Well, it’s not going to be easy replacing Fielder, obviously. With Spring Training right around the corner and the free agent market, especially for first basemen where Casey Kotchmanhas now become the cream of the remaining crop, has dried up, Milwaukee is likely to turn to an in-house replacement: Mat Gamel.
The former defensive liability at third base shifted across the diamond fulltime last season, and posted the best power numbers of his career (.540 slugging percentage and 28 homeruns) in his third full season in Triple-A, with the Nashville Sounds. Gamel, 26, hit .310/.372/.540. His total offensive production, as determined by Weighted Runs Created Plus, was 22% better than the Triple-A league average. And his defensive numbers, at least the less-than-advanced minor league totals available, were solid.
Is Gamel, a twice-named top 100 prospect by Baseball America, ready to contribute at the big league level, and in doing so help alleviate the loss of Prince Fielder?
In a word: yes. In several words: he will help alleviate the loss, but his contributions will fall short in the long term.
During his seven-year minor league career, Gamel’s hit .304/.376/.498, and over the past three-plus years in Triple-A he’s hit .301/.374/.512. His plate discipline isn’t spectacular, but he’s still managed to walk in over 8% of his plate appearances this past season while improving his strikeout rate to 14.8%. He’s always posted above-average or better power scores – his minor league career ISO is .194 – but excluding 2011he has never really shown the typical homerun numbers expected; last year marked the second time in his career that he’s topped 20 homeruns. Instead, he’s been a doubles machine, consistently wearing out outfield walls, averaging over 35 doubles for every 600 plate appearances throughout his minor league time. But remember: Gamel is now an older prospect, and because of that one with a limited ceiling.
So, what’s to be expected from Gamel in 2012?
Well, during his only extended Major League action, in 2009, he hit .244/.338/.422 in 148 plate appearances as a 23-year-old, and was worth about half-of-a-win. Those numbers seem repeatable enough, and should be considered the floor level of his potential considering his track record, with much more promise if he can maintain his strong peripheral rates.
Bill James predicts that Gamel will hit .282/.342/.476, while matching his strikeout and walk rates from last season. Overall, according to James’s offensive prediction, he would be worth about 2.5 wins next season, about a three win difference from Fielder’s production, quite a sizeable gap.

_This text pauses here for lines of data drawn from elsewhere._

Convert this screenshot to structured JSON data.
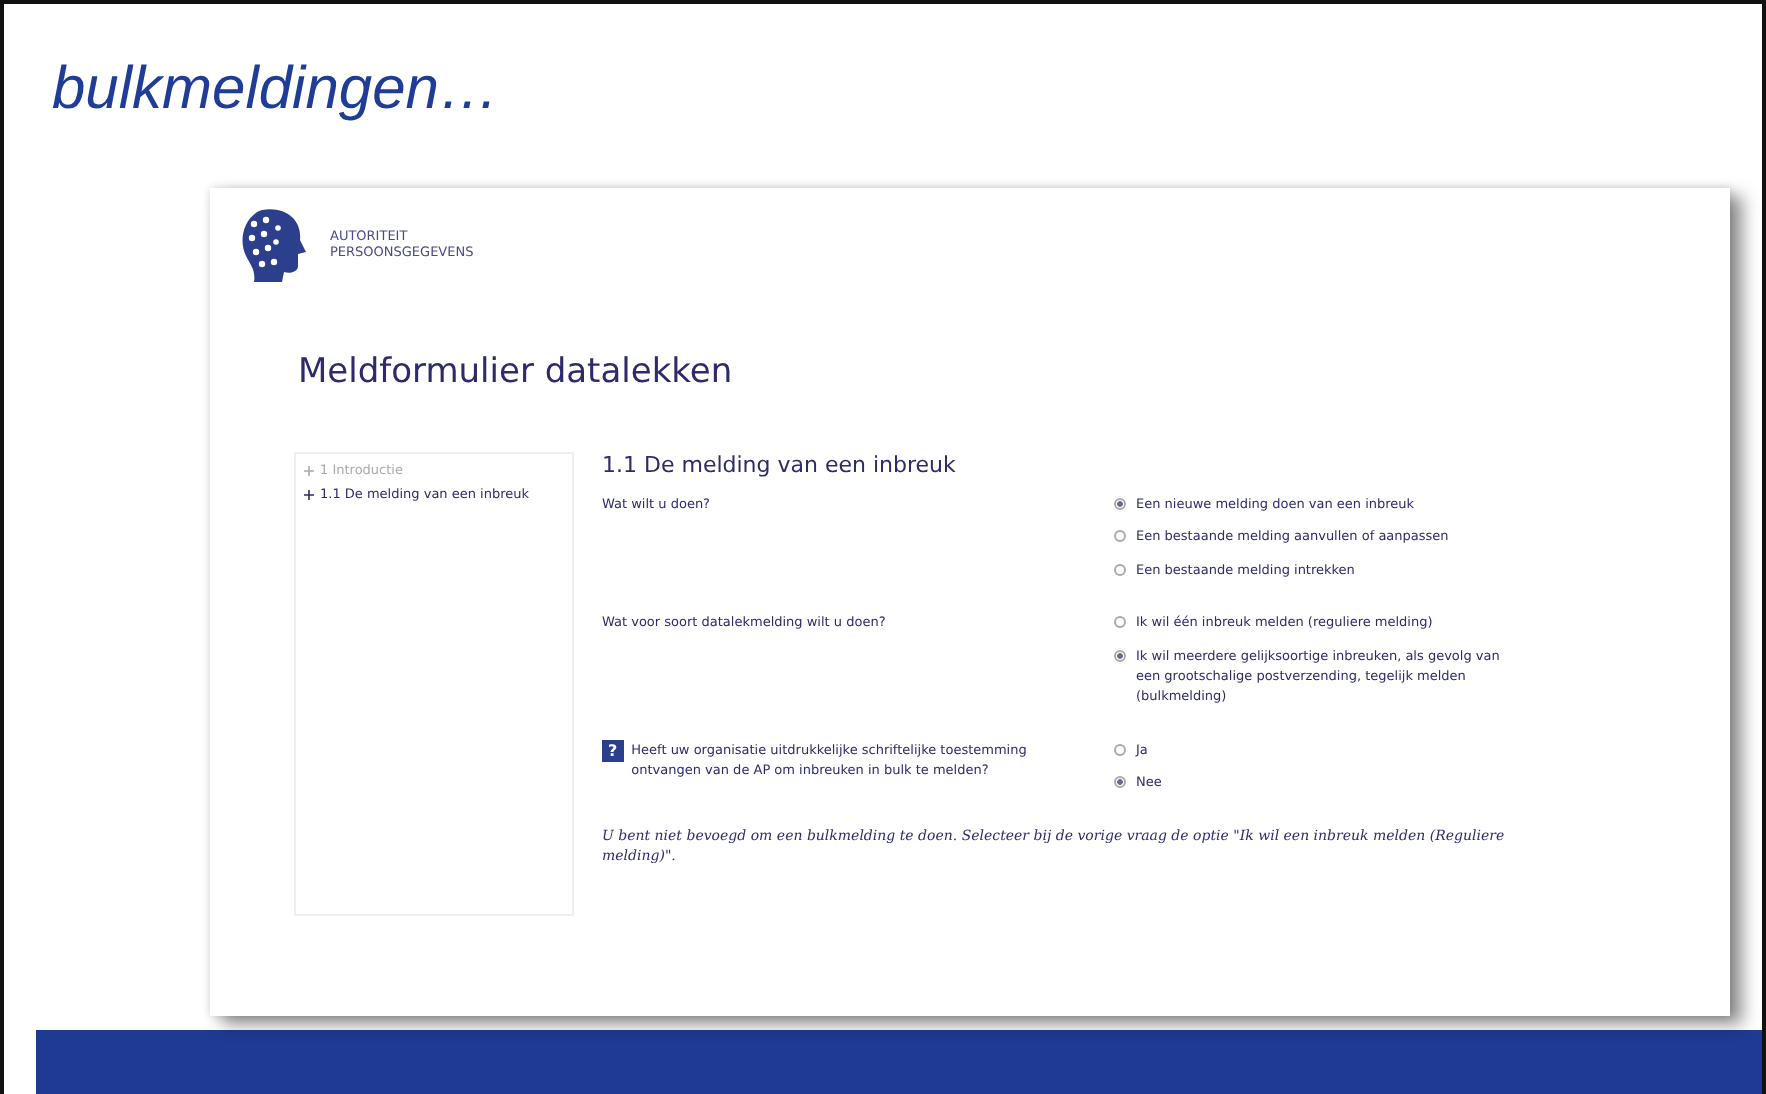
{
  "slide": {
    "title": "bulkmeldingen…"
  },
  "page": {
    "brand": [
      "AUTORITEIT",
      "PERSOONSGEGEVENS"
    ],
    "form_title": "Meldformulier datalekken",
    "sidebar": {
      "items": [
        {
          "label": "1 Introductie",
          "selected": false
        },
        {
          "label": "1.1 De melding van een inbreuk",
          "selected": true
        }
      ]
    },
    "section_title": "1.1 De melding van een inbreuk",
    "questions": [
      {
        "label": "Wat wilt u doen?",
        "options": [
          {
            "label": "Een nieuwe melding doen van een inbreuk",
            "selected": true
          },
          {
            "label": "Een bestaande melding aanvullen of aanpassen",
            "selected": false
          },
          {
            "label": "Een bestaande melding intrekken",
            "selected": false
          }
        ]
      },
      {
        "label": "Wat voor soort datalekmelding wilt u doen?",
        "options": [
          {
            "label": "Ik wil één inbreuk melden (reguliere melding)",
            "selected": false
          },
          {
            "label": "Ik wil meerdere gelijksoortige inbreuken, als gevolg van een grootschalige postverzending, tegelijk melden (bulkmelding)",
            "selected": true
          }
        ]
      },
      {
        "help": "?",
        "label": "Heeft uw organisatie uitdrukkelijke schriftelijke toestemming ontvangen van de AP om inbreuken in bulk te melden?",
        "options": [
          {
            "label": "Ja",
            "selected": false
          },
          {
            "label": "Nee",
            "selected": true
          }
        ]
      }
    ],
    "notice": "U bent niet bevoegd om een bulkmelding te doen. Selecteer bij de vorige vraag de optie \"Ik wil een inbreuk melden (Reguliere melding)\"."
  }
}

Look, the National League Central Division is filled with flawed teams: St. Louis lost Albert Pujols; Cincinnati’s pitching, even with the acquisition of Mat Latos, still has questions surrounding it; the Cubs are looking to rebuild; and both Houston and Pittsburgh won’t challenge this year. So the Brewers could sneak into the playoff picture next season – depending on the outcome of Braun’s potential suspension – but they will need Gamel to step, probably even more so than James is predicting, which seems highly unlikely. And don’t be surprised if his numbers are a lot closer to his 2009 totals than what James is forecasting.